…to leave a stockier specimen such as this
The English Wallflower is so called because it is associated with ruins of old castles where it can literally grow on the walls and masonry of the old castle ruins. It was brought to the British Isles as a medicinal plant as early as the Norman Conquest and began to naturalize in England, Scotland and Ireland. Also sometimes known as Cheiry of Keiry, Bee Flower or Heart’s Ease, the former genus name Cheirianthus means ‘Handflower’, a name given because it was carried in the hand during medieval festivals. The species name of cheiri is related to the medieval common name ‘Chevisaunce’ or ‘Cherisaunce’, which means ‘Comfort’, perhaps because of its medicinal properties or because of its comforting scent and beauty.
You will find wallflowers here at Chartwell in our Herbaceous Border as Spring bedding…
…in the borders of Lady Churchill’s Rose Garden…
… and in the troughs of the Pink Terrace in the house

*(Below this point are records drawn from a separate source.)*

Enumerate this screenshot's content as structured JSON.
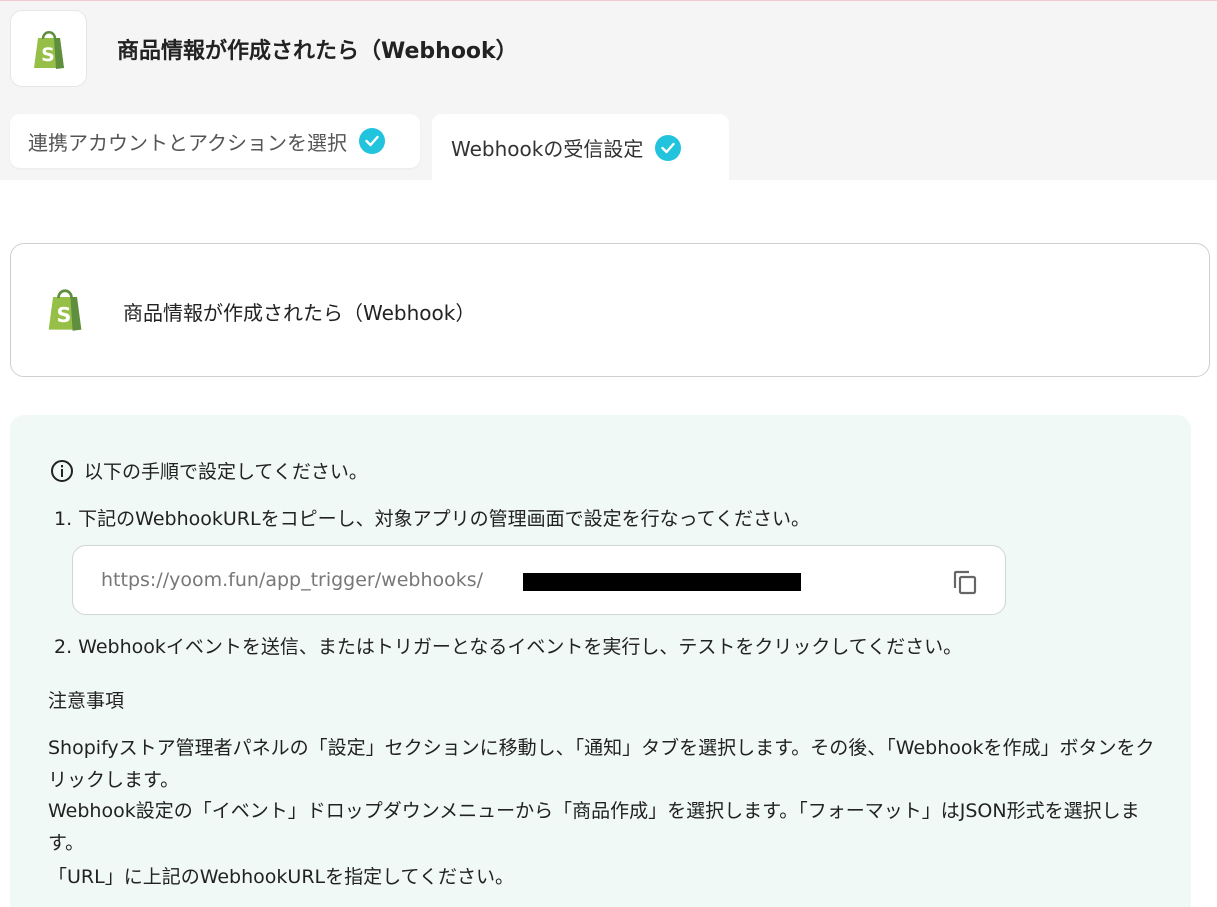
{
  "header": {
    "title": "商品情報が作成されたら（Webhook）",
    "app_icon": "shopify-icon"
  },
  "tabs": [
    {
      "label": "連携アカウントとアクションを選択",
      "completed": true
    },
    {
      "label": "Webhookの受信設定",
      "completed": true,
      "active": true
    }
  ],
  "trigger": {
    "label": "商品情報が作成されたら（Webhook）",
    "icon": "shopify-icon"
  },
  "instructions": {
    "heading": "以下の手順で設定してください。",
    "step1": "1. 下記のWebhookURLをコピーし、対象アプリの管理画面で設定を行なってください。",
    "webhook_url": "https://yoom.fun/app_trigger/webhooks/",
    "step2": "2. Webhookイベントを送信、またはトリガーとなるイベントを実行し、テストをクリックしてください。"
  },
  "notes": {
    "title": "注意事項",
    "line1": "Shopifyストア管理者パネルの「設定」セクションに移動し、「通知」タブを選択します。その後、「Webhookを作成」ボタンをクリックします。",
    "line2": "Webhook設定の「イベント」ドロップダウンメニューから「商品作成」を選択します。「フォーマット」はJSON形式を選択します。",
    "line3": "「URL」に上記のWebhookURLを指定してください。"
  },
  "colors": {
    "accent_check": "#22c3dd",
    "shopify_green": "#95bf47",
    "info_bg": "#f1f9f7"
  }
}
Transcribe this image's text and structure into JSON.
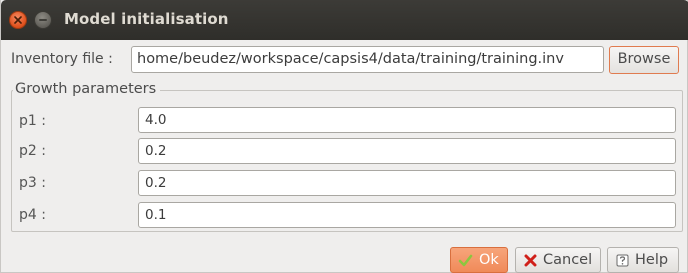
{
  "window": {
    "title": "Model initialisation"
  },
  "inventory": {
    "label": "Inventory file :",
    "value": "home/beudez/workspace/capsis4/data/training/training.inv",
    "browse_label": "Browse"
  },
  "growth": {
    "title": "Growth parameters",
    "params": [
      {
        "label": "p1 :",
        "value": "4.0"
      },
      {
        "label": "p2 :",
        "value": "0.2"
      },
      {
        "label": "p3 :",
        "value": "0.2"
      },
      {
        "label": "p4 :",
        "value": "0.1"
      }
    ]
  },
  "buttons": {
    "ok_label": "Ok",
    "cancel_label": "Cancel",
    "help_label": "Help"
  },
  "icons": {
    "close": "close-icon",
    "minimize": "minimize-icon",
    "ok": "checkmark-icon",
    "cancel": "cross-icon",
    "help": "help-book-icon"
  },
  "colors": {
    "titlebar": "#3c3b37",
    "accent": "#f08a59",
    "cancel_red": "#d0201a",
    "ok_check": "#8cc63f"
  }
}
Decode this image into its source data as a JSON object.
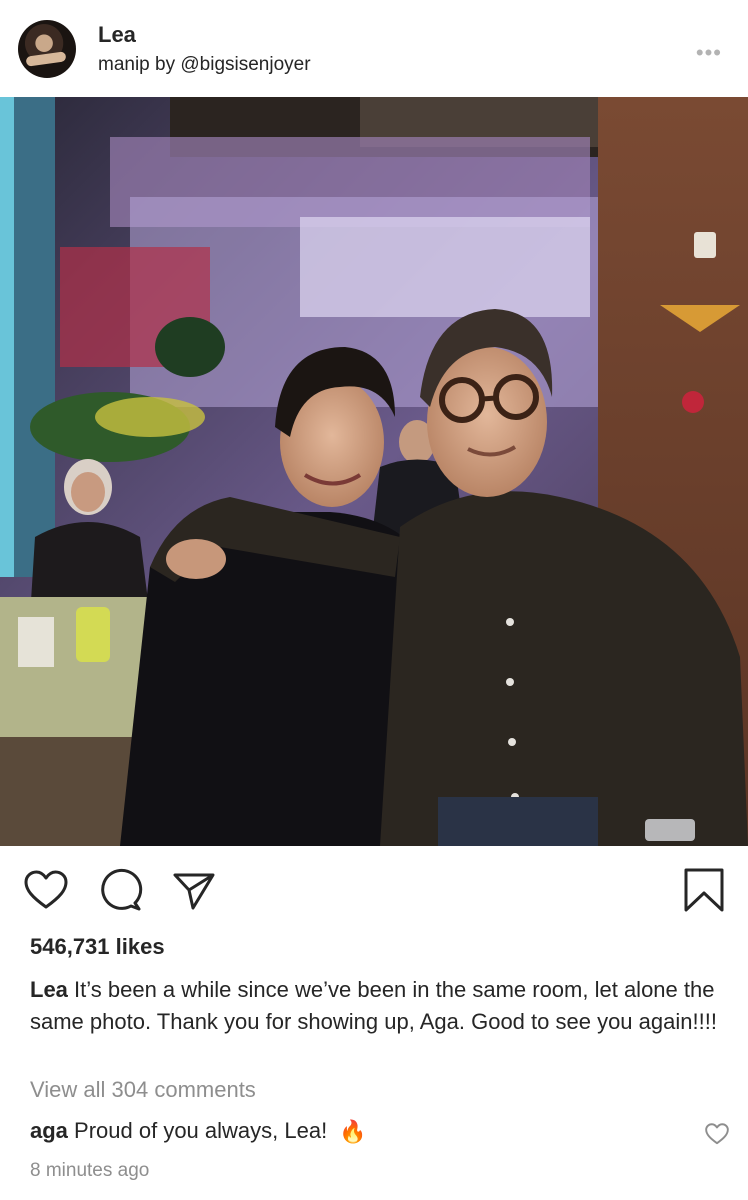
{
  "post": {
    "username": "Lea",
    "subtitle": "manip by @bigsisenjoyer",
    "more_icon": "more-horizontal-icon",
    "photo_alt": "",
    "likes": "546,731 likes",
    "caption_user": "Lea",
    "caption_text": "It’s been a while since we’ve been in the same room, let alone the same photo. Thank you for showing up, Aga. Good to see you again!!!!",
    "view_all": "View all 304 comments",
    "comment_user": "aga",
    "comment_text": "Proud of you always, Lea!",
    "comment_emoji": "🔥",
    "timestamp": "8 minutes ago"
  },
  "icons": {
    "like": "heart-icon",
    "comment": "comment-icon",
    "share": "send-icon",
    "save": "bookmark-icon"
  },
  "colors": {
    "text": "#262626",
    "muted": "#8e8e8e",
    "icon_muted": "#b3b3b3"
  }
}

The Greek physician Galen believed wallflowers were useful for regulating the menstrual cycle, to relieve pain of childbirth, for liver & kidney problems and to clear cataracts. The plant does in fact contain cardiac glycosides called cheiranthosides, similar to digitalis, which can have pretty intense effects on the body. They could be potentially curative presuming of course the toxicity didn’t kill the user first! Its modern use as a herbal remedy is rare though, due to this toxic dangerousness.
Drawing of a Wallflower from 1856
(courtesy of Natural History Society of Northumbria)
The wallflower has also long been a symbol of doomed lovers. Legend has it that Elizabeth, the daughter of the Earl of March in 14th Century Scotland, dropped a wallflower from her father’s castle window as a signal to her lover that she was willing to elope with the son of King Robert III, her father’s foe. Her father, angered by her choice of lover, imprisoned her in Neidpath Castle. The prince, disguised as a minstrel, then waited near the castle wall for his beloved’s signa, when to his delight the flower fell nearby. However, Elizabeth, while attempting to climb down from the castle, fell to her death. The young prince then left Scotland, grief-stricken, roaming throughout Europe, but always keeping a sprig of wallflower in his cap.
Here is our nursery bed at the end of last year, complete with four rows of wallflowers
And here is that bed today with most of the wallflowers removed and used around the gardens as bedding
We also keep some wallflowers in our raised nursery beds behind the greenhouses for use as picking for cut flowers
If you pay us a visit here in Churchill’s gardens any time soon you can still catch our wallflowers before they go over and are replaced with Summer bedding. And don’t forget it will soon be time for the whole cycle to begin again so why try some for yourself?